I couldn’t sleep, though. I had an incredible amount of adrenaline coursing through my system. So I watched the baby, transfixed, in awe. In fact, at 1:30 or so I sent my first tweets out, and one of the comments I made was “And I just cannot get over how beautiful this baby is. Seriously.” Seriously.

But about 4 a.m., something weird happened. Jesse started making choking and retching noises and I freaked out. The nurse happened to walk in before I could hit the page nurse button, and she picked him up and started vigorously burping him, explaining that he was now clearing amniotic fluid from his tummy and it would need to be burped out. The stuff that he kicked out was a foul-smelling mix of colostrum and amniotic fluid. This continued for the next two hours, before he started a whining scream that carried down the hall. The nurse rushed in again, took his vitals, and discovered that he was running a mild fever. Off he was whisked to the nursery for monitoring, and there he treated everyone to a grand show of projectile vomiting amniotic fluid.

I was half panicked, but so exhausted that I collapsed into a fitful sleep for an hour or so, punctuated by my iPhone alarm to get Dean up so I could send him to get Elder Son off to school. At that time, we asked if we could see Jesse before Dean left, but apparently Jesse was getting labwork done and a checkup by the pediatrician. The nurses were more nonplussed that I was up and walking around the floor so easily. I was more nonplussed that we couldn’t see our baby.

An hour later, I was summoned in to feed Jesse. He had stabilized considerably since the vomiting thing, and if he could feed without any reflux this time around they’d be satisfied that he was ok in spite of the mild fever. They offered me a chair in a room for privacy, and I realized, horrified, that I was in the circumcision room–with two immobilization stations that made me weep that I’d put my first son through this procedure. It struck me also that the chair I was in was the antithesis of a comfortable breastfeeding chair, and the boppy they gave me did nothing to improve my own comfort level. But Jesse did fine, and so he came back with me to my room.

When the lab results came back, he showed a higher than normal white blood cell count, and between that and the mild fever, the pediatrician was a little concerned. But he seemed to be “over the hump,” as he put it, and when Dean got back we spent the day cuddling Jesse. But I wanted to leave. I’d passed through my postpartum checkups with flying colors, refusing Percocet for the cramps (though I did take a couple of Motrin) and peeing just fine. In fact, I was amazed at how little pain I was in, having had a second degree tear–with Elder Son, I’d had a second degree episiotomy, and had a hell of a time with basic elimination functions.

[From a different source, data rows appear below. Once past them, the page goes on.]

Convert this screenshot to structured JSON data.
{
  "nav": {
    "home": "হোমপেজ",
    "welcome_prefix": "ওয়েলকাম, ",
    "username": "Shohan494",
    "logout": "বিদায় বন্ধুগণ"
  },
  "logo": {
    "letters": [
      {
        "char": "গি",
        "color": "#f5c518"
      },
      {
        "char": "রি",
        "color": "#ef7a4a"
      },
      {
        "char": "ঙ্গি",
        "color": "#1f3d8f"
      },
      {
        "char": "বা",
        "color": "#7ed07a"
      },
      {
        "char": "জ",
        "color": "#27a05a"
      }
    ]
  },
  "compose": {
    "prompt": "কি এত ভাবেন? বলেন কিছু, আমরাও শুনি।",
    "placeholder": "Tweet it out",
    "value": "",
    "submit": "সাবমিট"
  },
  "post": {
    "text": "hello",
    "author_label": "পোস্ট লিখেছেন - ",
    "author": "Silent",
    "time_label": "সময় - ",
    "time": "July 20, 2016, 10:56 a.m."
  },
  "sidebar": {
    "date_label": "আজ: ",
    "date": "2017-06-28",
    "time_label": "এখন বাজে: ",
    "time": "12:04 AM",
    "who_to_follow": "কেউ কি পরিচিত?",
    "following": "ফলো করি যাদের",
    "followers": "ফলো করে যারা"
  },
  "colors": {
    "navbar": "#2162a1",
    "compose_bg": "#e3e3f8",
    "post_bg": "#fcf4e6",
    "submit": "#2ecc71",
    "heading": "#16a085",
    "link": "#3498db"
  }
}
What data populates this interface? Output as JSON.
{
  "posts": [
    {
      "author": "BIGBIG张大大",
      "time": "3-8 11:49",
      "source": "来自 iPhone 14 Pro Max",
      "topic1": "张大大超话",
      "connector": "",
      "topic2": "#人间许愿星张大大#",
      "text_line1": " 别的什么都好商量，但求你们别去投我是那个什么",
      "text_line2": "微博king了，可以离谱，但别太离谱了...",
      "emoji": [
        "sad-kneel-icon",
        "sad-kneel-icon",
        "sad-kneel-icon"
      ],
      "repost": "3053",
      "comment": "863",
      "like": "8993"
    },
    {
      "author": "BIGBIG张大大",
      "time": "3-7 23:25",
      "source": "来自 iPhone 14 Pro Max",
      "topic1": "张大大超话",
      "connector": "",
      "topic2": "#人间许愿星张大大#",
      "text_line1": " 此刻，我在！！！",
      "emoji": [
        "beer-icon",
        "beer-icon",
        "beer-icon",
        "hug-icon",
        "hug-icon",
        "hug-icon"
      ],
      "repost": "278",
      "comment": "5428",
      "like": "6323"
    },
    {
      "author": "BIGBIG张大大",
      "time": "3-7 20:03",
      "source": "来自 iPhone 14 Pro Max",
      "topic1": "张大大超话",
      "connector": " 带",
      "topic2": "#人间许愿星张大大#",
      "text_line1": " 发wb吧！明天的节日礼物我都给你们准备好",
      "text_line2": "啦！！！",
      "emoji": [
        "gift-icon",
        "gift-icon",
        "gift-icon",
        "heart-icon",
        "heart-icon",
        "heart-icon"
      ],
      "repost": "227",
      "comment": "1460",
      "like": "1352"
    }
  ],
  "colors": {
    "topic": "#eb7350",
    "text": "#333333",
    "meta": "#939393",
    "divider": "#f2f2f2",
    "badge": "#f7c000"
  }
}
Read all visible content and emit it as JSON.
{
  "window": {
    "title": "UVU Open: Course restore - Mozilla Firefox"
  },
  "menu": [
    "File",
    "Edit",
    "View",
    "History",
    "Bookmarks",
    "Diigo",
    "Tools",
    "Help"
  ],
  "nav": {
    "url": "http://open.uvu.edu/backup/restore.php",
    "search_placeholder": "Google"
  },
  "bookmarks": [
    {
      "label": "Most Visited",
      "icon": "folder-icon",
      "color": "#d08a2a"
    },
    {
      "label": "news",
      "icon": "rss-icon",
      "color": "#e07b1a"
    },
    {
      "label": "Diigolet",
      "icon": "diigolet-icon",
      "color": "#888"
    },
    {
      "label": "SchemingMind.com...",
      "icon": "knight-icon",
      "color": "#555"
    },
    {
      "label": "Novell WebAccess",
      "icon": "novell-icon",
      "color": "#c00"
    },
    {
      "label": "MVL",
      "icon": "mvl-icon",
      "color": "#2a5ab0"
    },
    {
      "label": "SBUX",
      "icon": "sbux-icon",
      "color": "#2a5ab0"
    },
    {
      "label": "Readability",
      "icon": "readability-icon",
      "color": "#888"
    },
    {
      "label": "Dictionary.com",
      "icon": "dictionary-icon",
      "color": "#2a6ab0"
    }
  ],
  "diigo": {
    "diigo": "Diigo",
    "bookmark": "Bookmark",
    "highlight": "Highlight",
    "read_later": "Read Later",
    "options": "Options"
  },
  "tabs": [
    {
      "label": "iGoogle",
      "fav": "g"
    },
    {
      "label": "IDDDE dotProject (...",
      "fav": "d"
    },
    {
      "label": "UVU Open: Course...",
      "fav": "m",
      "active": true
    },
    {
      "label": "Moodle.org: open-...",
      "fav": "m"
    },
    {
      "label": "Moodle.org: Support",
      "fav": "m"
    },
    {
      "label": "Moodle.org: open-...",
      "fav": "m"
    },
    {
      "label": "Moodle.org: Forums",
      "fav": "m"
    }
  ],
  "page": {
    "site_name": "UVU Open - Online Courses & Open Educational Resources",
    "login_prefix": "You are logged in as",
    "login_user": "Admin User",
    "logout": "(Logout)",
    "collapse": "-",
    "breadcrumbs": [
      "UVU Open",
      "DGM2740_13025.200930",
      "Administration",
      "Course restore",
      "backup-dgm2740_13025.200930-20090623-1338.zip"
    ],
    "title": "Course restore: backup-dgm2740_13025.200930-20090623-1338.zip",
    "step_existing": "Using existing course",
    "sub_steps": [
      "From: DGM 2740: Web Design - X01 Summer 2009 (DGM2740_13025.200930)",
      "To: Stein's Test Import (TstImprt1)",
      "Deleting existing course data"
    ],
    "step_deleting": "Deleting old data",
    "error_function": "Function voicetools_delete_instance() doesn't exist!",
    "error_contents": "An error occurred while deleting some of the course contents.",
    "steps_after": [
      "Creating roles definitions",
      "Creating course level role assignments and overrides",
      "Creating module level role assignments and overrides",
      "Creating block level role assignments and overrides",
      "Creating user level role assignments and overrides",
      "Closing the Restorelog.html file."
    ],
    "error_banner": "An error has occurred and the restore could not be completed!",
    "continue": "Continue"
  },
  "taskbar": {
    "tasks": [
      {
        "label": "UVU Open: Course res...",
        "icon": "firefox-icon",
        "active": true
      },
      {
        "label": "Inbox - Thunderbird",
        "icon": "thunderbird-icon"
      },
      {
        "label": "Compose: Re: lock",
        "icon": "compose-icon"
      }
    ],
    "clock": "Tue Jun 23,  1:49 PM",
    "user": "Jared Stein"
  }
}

And the second 24 hours passed without much of a glitch aside from the fact that Jesse went on a crying jag about 3 a.m. And nothing I could do would appease him. I just wanted to go home, to take Jesse home, and realized, somewhat blankly, that I really could have, and should have, done all of this at home. My midwife had even suggested it to me at one point, and I was reluctant, thinking of the risk factors I had. But really, looking back on it, I was so aware of my body and my baby that I’d have known if any of those risks were coming into play.

But I don’t have regrets, either. It took the experience to teach me that I could do this, and that I could help others do this.

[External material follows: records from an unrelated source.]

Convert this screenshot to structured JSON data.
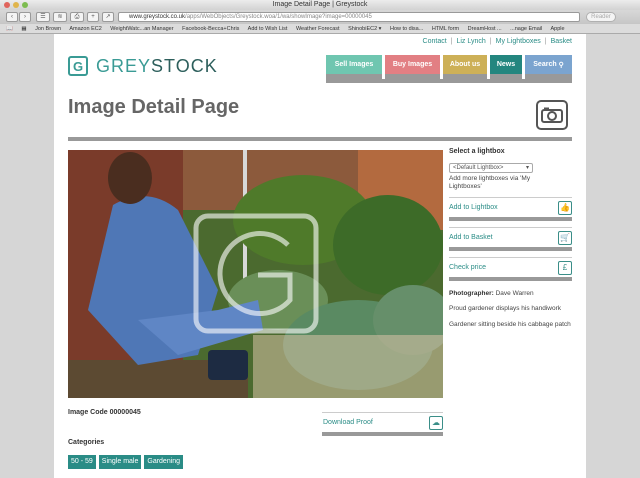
{
  "window": {
    "title": "Image Detail Page | Greystock"
  },
  "browser": {
    "url_host": "www.greystock.co.uk",
    "url_path": "/apps/WebObjects/Greystock.woa/1/wa/showImage?image=00000045",
    "reader_label": "Reader",
    "bookmarks": [
      "Jon Brown",
      "Amazon EC2",
      "WeightWatc...an Manager",
      "Facebook-Becca+Chris",
      "Add to Wish List",
      "Weather Forecast",
      "ShinobiEC2 ▾",
      "How to disa...",
      "HTML form",
      "DreamHost ...",
      "...nage Email",
      "Apple"
    ]
  },
  "header": {
    "utility_links": {
      "contact": "Contact",
      "user": "Liz Lynch",
      "lightboxes": "My Lightboxes",
      "basket": "Basket"
    },
    "logo": {
      "mark": "G",
      "text_a": "GREY",
      "text_b": "STOCK"
    },
    "nav": [
      {
        "label": "Sell Images",
        "color": "#6fc6b0"
      },
      {
        "label": "Buy Images",
        "color": "#e27f83"
      },
      {
        "label": "About us",
        "color": "#cdb057"
      },
      {
        "label": "News",
        "color": "#23867f"
      },
      {
        "label": "Search",
        "color": "#7ba4cf"
      }
    ]
  },
  "main": {
    "page_title": "Image Detail Page",
    "image_code": "Image Code 00000045",
    "download_label": "Download Proof",
    "categories_heading": "Categories",
    "categories": [
      "50 - 59",
      "Single male",
      "Gardening"
    ]
  },
  "sidebar": {
    "lightbox_label": "Select a lightbox",
    "lightbox_selected": "<Default Lightbox>",
    "lightbox_help": "Add more lightboxes via 'My Lightboxes'",
    "add_to_lightbox": "Add to Lightbox",
    "add_to_basket": "Add to Basket",
    "check_price": "Check price",
    "photographer_label": "Photographer:",
    "photographer_name": "Dave Warren",
    "caption": "Proud gardener displays his handiwork",
    "description": "Gardener sitting beside his cabbage patch"
  },
  "colors": {
    "teal": "#2a8c86",
    "rule_grey": "#999999"
  }
}
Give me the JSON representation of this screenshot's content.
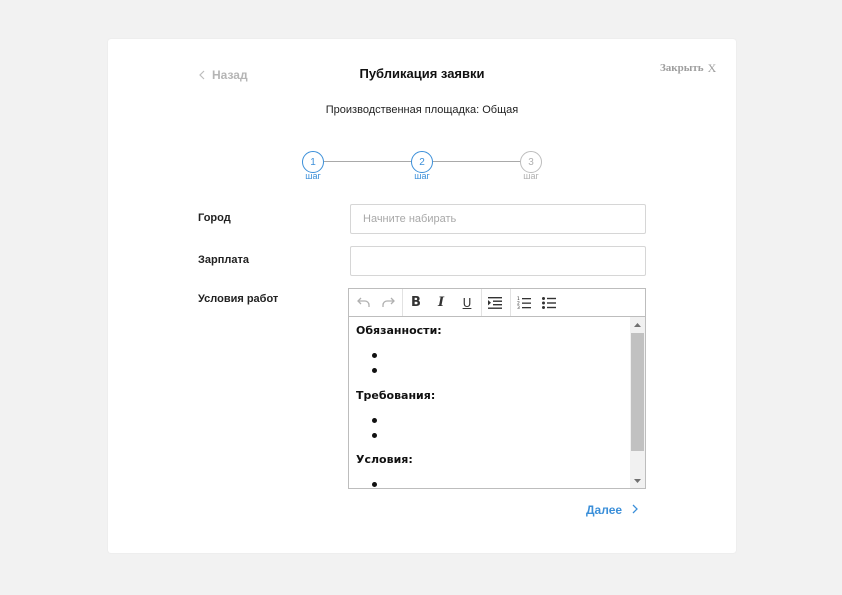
{
  "header": {
    "back_label": "Назад",
    "title": "Публикация заявки",
    "close_label": "Закрыть",
    "close_x": "X",
    "subtitle": "Производственная площадка: Общая"
  },
  "stepper": {
    "caption": "шаг",
    "steps": [
      {
        "number": "1",
        "state": "active"
      },
      {
        "number": "2",
        "state": "active"
      },
      {
        "number": "3",
        "state": "inactive"
      }
    ],
    "accent_color": "#3b8fd9",
    "inactive_color": "#b0b0b0"
  },
  "form": {
    "city_label": "Город",
    "city_placeholder": "Начните набирать",
    "city_value": "",
    "salary_label": "Зарплата",
    "salary_value": "",
    "conditions_label": "Условия работ"
  },
  "editor": {
    "toolbar": [
      "undo-icon",
      "redo-icon",
      "bold-icon",
      "italic-icon",
      "underline-icon",
      "indent-icon",
      "numbered-list-icon",
      "bulleted-list-icon"
    ],
    "bold_glyph": "B",
    "italic_glyph": "I",
    "underline_glyph": "U",
    "sections": [
      {
        "title": "Обязанности:",
        "bullets": 2
      },
      {
        "title": "Требования:",
        "bullets": 2
      },
      {
        "title": "Условия:",
        "bullets": 1
      }
    ]
  },
  "footer": {
    "next_label": "Далее"
  }
}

At any rate, we were discharged late Friday morning. I couldn’t wait to get my little boy home, to introduce him to his big brother, and to enjoy getting some rest in a bed that didn’t sigh every five minutes. After having a light lunch, I took Jesse upstairs, and we both slept-comfortably-for the first time in his life.